A housing shortage near Chevron Corp.’s residential compound in Cabinda province of Angola, Africa’s second-largest crude oil producer, is driving a construction boom as more than a decade of peace following a civil war lessens the need for fortified dwellings.
In May 2008, a unit of Koch Industries Inc., one of the world’s largest privately held companies, sent Ludmila Egorova-Farines, its newly hired compliance officer and ethics manager, to investigate the management of a subsidiary in Arles in southern France. In less than a week, she discovered that the company had paid bribes to win contracts.
Huambo is emerging from the ruins left by a 27-year civil war in Angola, Africa’s second-biggest oil producer, by using a new power plant, a location on the transnational Benguela railway and a temperate climate to lure investors.
Angolan President Jose Eduardo dos Santos’s reiteration of comments that he’s beginning to consider stepping down won’t affect the country’s drive for investment, analysts including Mike Davies of Kigoda Consulting said.
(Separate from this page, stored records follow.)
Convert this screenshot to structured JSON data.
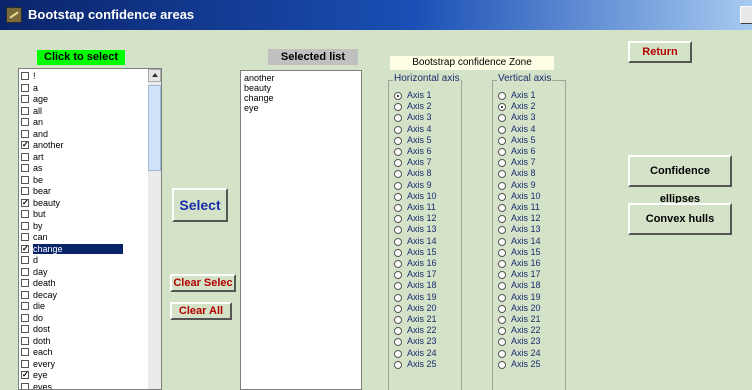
{
  "window": {
    "title": "Bootstap confidence areas"
  },
  "labels": {
    "click_to_select": "Click to select",
    "selected_list": "Selected list",
    "bootstrap_zone": "Bootstrap confidence Zone",
    "horizontal_axis": "Horizontal axis",
    "vertical_axis": "Vertical axis"
  },
  "word_list": [
    {
      "word": "!",
      "checked": false
    },
    {
      "word": "a",
      "checked": false
    },
    {
      "word": "age",
      "checked": false
    },
    {
      "word": "all",
      "checked": false
    },
    {
      "word": "an",
      "checked": false
    },
    {
      "word": "and",
      "checked": false
    },
    {
      "word": "another",
      "checked": true
    },
    {
      "word": "art",
      "checked": false
    },
    {
      "word": "as",
      "checked": false
    },
    {
      "word": "be",
      "checked": false
    },
    {
      "word": "bear",
      "checked": false
    },
    {
      "word": "beauty",
      "checked": true
    },
    {
      "word": "but",
      "checked": false
    },
    {
      "word": "by",
      "checked": false
    },
    {
      "word": "can",
      "checked": false
    },
    {
      "word": "change",
      "checked": true,
      "highlighted": true
    },
    {
      "word": "d",
      "checked": false
    },
    {
      "word": "day",
      "checked": false
    },
    {
      "word": "death",
      "checked": false
    },
    {
      "word": "decay",
      "checked": false
    },
    {
      "word": "die",
      "checked": false
    },
    {
      "word": "do",
      "checked": false
    },
    {
      "word": "dost",
      "checked": false
    },
    {
      "word": "doth",
      "checked": false
    },
    {
      "word": "each",
      "checked": false
    },
    {
      "word": "every",
      "checked": false
    },
    {
      "word": "eye",
      "checked": true
    },
    {
      "word": "eyes",
      "checked": false
    }
  ],
  "selected_list": [
    "another",
    "beauty",
    "change",
    "eye"
  ],
  "buttons": {
    "select": "Select",
    "clear_selection": "Clear Selec",
    "clear_all": "Clear All",
    "return": "Return",
    "confidence_ellipses": "Confidence ellipses",
    "convex_hulls": "Convex hulls"
  },
  "horizontal_axes": [
    "Axis 1",
    "Axis 2",
    "Axis 3",
    "Axis 4",
    "Axis 5",
    "Axis 6",
    "Axis 7",
    "Axis 8",
    "Axis 9",
    "Axis 10",
    "Axis 11",
    "Axis 12",
    "Axis 13",
    "Axis 14",
    "Axis 15",
    "Axis 16",
    "Axis 17",
    "Axis 18",
    "Axis 19",
    "Axis 20",
    "Axis 21",
    "Axis 22",
    "Axis 23",
    "Axis 24",
    "Axis 25"
  ],
  "horizontal_selected": "Axis 1",
  "vertical_axes": [
    "Axis 1",
    "Axis 2",
    "Axis 3",
    "Axis 4",
    "Axis 5",
    "Axis 6",
    "Axis 7",
    "Axis 8",
    "Axis 9",
    "Axis 10",
    "Axis 11",
    "Axis 12",
    "Axis 13",
    "Axis 14",
    "Axis 15",
    "Axis 16",
    "Axis 17",
    "Axis 18",
    "Axis 19",
    "Axis 20",
    "Axis 21",
    "Axis 22",
    "Axis 23",
    "Axis 24",
    "Axis 25"
  ],
  "vertical_selected": "Axis 2"
}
Kuwait’s top court threw out a request by the government to change voting laws, in a victory for opposition campaigners who are demanding that the ruling family hand more powers to elected politicians.